Dolcetto, the “every-day” wine is the all-time favourite with the wine-grower’s family meal. This is a wine that expresses with great authenticity the simple quiet life of the hard-working Roero winegrower. The name “Dolce” or gentle would seem to infer the contrary…but its name comes from the hilltops (or “duset” in Piedmont dialect) where like all good vines, the Dolcetto is grown. Another tradition says the name comes from the fact that when eaten very ripe, Dolcetto grapes are extremely sweet. The oldest traditional wines are considered among the best to accompany the various dishes that make up a family meal, because of their light well-balanced qualities. This is a wine whose colour and aroma conjure up the image and flavour of the hills where it is grown.
Variety: 100% Dolcetto grapes
Colour: intense ruby, with brilliant reflections and shades of purple

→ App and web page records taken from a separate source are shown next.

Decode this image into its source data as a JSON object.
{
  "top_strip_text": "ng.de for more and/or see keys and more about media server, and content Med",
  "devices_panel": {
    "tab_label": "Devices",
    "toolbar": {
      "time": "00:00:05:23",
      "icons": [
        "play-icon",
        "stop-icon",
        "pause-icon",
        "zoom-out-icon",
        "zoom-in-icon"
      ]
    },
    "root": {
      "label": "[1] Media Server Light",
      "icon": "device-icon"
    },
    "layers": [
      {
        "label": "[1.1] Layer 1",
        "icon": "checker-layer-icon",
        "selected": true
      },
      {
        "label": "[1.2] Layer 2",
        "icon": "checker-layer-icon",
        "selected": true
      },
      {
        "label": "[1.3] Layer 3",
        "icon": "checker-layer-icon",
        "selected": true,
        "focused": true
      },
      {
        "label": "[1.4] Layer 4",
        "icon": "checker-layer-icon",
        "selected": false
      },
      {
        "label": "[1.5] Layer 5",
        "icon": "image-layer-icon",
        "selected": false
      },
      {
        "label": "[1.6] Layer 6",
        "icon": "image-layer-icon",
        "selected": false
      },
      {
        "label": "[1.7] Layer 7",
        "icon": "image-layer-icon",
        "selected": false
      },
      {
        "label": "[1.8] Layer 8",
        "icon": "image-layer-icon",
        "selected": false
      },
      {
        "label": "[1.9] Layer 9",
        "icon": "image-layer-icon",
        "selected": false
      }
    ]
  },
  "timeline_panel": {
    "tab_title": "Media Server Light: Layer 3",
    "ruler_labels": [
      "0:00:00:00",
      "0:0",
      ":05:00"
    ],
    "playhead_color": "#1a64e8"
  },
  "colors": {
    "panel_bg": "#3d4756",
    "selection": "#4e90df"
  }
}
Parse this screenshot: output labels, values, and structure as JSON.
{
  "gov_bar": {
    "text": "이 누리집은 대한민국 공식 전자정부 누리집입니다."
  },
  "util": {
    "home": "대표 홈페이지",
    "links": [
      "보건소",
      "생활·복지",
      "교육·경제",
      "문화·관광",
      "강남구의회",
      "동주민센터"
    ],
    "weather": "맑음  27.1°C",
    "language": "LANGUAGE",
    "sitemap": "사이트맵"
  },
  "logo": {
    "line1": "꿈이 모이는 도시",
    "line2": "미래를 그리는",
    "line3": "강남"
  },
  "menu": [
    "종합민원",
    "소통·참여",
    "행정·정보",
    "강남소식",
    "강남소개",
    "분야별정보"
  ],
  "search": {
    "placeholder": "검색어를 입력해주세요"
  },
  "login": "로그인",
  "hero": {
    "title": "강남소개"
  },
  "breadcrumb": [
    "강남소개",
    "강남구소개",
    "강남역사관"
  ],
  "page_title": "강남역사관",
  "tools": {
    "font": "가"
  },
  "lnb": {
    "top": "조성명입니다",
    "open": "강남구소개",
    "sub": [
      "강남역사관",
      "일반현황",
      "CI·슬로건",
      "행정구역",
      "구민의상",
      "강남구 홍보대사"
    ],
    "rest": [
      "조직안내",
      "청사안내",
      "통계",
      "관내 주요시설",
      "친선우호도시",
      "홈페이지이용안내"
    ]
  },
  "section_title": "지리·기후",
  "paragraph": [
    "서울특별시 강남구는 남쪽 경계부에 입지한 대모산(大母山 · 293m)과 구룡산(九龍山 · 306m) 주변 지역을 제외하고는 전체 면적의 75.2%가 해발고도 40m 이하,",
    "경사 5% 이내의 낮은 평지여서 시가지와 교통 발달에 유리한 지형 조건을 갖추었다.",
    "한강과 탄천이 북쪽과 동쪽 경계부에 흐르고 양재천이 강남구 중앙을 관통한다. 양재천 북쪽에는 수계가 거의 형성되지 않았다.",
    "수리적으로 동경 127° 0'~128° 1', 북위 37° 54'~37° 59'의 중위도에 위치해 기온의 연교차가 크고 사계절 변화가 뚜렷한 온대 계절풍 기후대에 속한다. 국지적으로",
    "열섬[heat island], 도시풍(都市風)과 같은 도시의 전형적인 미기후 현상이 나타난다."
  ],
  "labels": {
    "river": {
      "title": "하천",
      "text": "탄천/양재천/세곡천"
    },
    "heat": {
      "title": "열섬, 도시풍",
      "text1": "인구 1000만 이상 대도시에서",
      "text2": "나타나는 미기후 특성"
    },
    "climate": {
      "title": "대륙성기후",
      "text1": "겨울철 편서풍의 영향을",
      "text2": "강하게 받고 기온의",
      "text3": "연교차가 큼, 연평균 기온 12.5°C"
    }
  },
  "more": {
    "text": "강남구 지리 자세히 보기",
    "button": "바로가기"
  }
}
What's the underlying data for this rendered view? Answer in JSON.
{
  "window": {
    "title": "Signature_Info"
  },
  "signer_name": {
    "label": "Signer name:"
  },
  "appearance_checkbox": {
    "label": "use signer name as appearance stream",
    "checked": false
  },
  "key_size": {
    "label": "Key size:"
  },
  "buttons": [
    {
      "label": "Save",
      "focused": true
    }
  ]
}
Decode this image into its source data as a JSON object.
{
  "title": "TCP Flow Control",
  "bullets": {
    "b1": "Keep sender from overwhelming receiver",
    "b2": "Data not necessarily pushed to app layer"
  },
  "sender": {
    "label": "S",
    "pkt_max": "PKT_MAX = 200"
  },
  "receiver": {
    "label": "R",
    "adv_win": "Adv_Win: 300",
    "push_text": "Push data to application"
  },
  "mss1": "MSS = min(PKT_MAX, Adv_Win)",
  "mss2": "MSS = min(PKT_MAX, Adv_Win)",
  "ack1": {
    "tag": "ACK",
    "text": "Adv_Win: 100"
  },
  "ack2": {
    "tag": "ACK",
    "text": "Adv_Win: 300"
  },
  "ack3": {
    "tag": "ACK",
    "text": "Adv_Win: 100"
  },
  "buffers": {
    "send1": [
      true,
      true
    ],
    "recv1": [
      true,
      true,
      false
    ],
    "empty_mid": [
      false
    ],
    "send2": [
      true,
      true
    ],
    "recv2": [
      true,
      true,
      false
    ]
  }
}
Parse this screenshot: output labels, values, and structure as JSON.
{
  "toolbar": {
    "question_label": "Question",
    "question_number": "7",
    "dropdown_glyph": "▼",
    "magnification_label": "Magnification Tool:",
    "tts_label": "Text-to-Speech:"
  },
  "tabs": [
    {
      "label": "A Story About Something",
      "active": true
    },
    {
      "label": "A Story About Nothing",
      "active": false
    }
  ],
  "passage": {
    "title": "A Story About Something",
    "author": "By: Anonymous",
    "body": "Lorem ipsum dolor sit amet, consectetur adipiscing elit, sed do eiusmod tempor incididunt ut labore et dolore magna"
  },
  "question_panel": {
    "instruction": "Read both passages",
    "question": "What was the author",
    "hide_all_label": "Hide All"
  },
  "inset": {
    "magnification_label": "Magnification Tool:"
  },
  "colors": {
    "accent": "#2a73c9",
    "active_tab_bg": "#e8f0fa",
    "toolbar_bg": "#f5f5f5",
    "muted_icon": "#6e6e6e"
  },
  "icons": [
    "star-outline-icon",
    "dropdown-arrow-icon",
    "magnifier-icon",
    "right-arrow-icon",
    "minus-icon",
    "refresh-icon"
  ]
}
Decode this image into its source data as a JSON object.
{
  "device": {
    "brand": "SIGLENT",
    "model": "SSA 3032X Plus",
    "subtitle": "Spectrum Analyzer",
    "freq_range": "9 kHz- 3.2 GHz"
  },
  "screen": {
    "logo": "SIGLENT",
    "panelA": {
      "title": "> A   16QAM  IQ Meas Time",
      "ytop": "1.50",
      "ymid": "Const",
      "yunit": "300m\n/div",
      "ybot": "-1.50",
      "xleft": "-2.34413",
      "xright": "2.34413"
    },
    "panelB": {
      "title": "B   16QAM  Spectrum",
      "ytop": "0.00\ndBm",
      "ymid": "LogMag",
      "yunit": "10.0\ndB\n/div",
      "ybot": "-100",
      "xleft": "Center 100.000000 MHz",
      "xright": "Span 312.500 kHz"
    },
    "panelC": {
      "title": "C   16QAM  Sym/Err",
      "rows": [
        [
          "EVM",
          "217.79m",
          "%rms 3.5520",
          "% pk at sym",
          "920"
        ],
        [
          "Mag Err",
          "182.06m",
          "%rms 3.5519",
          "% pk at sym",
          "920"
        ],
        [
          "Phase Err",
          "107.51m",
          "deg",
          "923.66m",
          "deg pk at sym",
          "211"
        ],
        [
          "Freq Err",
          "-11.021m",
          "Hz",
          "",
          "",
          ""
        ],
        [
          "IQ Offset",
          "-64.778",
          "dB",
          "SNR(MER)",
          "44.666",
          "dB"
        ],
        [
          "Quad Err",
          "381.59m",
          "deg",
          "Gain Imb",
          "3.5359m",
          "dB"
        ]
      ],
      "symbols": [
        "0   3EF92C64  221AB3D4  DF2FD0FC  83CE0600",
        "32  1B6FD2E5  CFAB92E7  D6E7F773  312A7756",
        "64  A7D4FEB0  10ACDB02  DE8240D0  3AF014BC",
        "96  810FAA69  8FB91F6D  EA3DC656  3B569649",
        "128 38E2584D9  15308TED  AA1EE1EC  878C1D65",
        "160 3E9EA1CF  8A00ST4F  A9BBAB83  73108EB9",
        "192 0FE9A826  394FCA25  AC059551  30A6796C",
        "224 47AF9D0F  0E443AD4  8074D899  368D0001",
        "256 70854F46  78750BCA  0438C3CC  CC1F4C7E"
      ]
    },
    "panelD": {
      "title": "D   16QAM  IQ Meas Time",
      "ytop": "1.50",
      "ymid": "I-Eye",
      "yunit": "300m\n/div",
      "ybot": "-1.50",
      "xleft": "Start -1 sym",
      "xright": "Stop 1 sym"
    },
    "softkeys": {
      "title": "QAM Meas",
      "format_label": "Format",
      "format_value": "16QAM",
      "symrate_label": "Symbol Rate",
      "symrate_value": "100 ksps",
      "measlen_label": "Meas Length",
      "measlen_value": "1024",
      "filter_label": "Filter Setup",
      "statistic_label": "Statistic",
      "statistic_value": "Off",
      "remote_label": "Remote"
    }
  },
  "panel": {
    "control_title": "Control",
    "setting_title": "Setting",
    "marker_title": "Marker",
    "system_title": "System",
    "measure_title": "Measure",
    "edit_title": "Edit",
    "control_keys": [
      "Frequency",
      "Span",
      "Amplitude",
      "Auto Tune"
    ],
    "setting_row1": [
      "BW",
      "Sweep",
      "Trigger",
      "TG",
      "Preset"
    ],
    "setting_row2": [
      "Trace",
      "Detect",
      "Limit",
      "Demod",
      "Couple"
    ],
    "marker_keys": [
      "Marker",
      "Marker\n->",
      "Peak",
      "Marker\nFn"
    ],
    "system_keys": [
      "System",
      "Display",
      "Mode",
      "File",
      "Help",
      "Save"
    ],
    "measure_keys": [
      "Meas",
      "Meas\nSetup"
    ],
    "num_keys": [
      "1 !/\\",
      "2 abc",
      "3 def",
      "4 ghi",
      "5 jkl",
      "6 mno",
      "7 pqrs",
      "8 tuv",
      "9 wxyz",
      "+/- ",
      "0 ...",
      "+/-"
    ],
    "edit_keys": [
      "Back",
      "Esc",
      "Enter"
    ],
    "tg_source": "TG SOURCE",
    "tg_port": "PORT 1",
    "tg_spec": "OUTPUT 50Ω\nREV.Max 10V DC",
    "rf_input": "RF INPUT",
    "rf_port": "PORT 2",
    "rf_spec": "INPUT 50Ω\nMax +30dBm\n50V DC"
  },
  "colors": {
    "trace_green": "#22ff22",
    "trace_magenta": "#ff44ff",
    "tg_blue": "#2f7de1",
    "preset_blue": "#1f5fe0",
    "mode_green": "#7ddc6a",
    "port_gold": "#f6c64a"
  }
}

Scent in perfume: wine, typical and pleasant with hints of almond blossoms and violet
Flavour: dry, medium-bodied, harmonious, pleasantly fruity (with nuances of cherry and mulberry), almond aftertaste
Best served at: 15-16° C. – 58-60° F.
Food matches: wine for all the meal, the ideal companion every day
Dolcetto is a red grape vine, one of the area’s most typical indigenous vine, whose first news dates back to the beginning of the 1500.
It’s not a particularly vigorous plant, nor particular resistant to vine diseases, despite that Dolcetto’s popularity has persisted owing to its versatility: the grapes are good to eat raw or can be cooked to obtain a kind of jam, called ‘cognà’ which is eaten with local cheeses. And, of course, Dolcetto wine is a simple but delicious product of the local hills. Historically, it was the wine used for bartering with the peoples of the Ligurian seaboard, in exchange for olive oil, salt and anchovies – which formed the ingredients of one of South Piedmont’s most famous dishes, ‘bagna caoda’. Dolcetto wine was also taken to the plains of Cuneo and bartered for veal calves which were then raised in Langa hill farms to ensure a plentiful supply of meat.
Dolcetto had its heyday during the 1970s and ‘80s, when vineyards were extended owing to increased demand for the wine in factory canteens. These days, consumption of Dolcetto has somewhat decreased, although it still remains a staple among local people, who wouldn’t dream of including any other wine on their dinner tables.
The vine’s name derives from the exceptional sweetness of the grape but is misleading as far as the wine is concerned, as this is definitely dry, moderately acidic and possesses a pleasant bitterish after taste. The vine can give rise to both fresh, light wines capable of adaptation to any meal, or fullerbodied and well-structured ones that tolerate up to seven years of ageing – all according to the area of cultivation and to how they are developed in the winery.
Production area: Vezza d’Alba
Height o.s.l.: 150 m
Sun exposure: sud – west
Vines per hectare: around 3200
Farming: tradizional – guyot
Kg of grapes per hectare: no more than 100 quintals/hectar
Soil: white land strong and compact
Year of implant: 1980
Wine per hectare: no more than 7.500 lt
|Langhe Dolcetto DOC 2013||I Vini di Veronelli 2016||1 star|
|Langhe Dolcetto DOC 2012||Annuario dei migliori vini italiani 2014 – Luca Maroni||87/100|
|Langhe Dolcetto DOC 2012||I Vini di Veronelli 2014||2 stars|
|Langhe Dolcetto DOC 2010||Annuario dei migliori vini italiani 2013 – Luca Maroni||86/100|
|Langhe Dolcetto DOC 2010||I Vini di Veronelli 2013||1 star|
|Langhe Dolcetto DOC 2009||Annuario dei migliori vini italiani 2012 – Luca Maroni||85/100|
|Langhe Dolcetto DOC 2008||Annuario dei migliori vini italiani 2011 – Luca Maroni||85/100|
|Langhe Dolcetto DOC 2007||Annuario dei migliori vini italiani 2010 – Luca Maroni||83/100|
|Langhe Dolcetto DOC 2006||Annuario dei migliori vini italiani 2009 – Luca Maroni||83/100|
|Langhe Dolcetto DOC 2004||Guida dei vini italiani 2006 – Luca Maroni||79/100|
|Langhe Dolcetto DOC 2003||Guida dei vini italiani 2005 – Luca Maroni||78/100|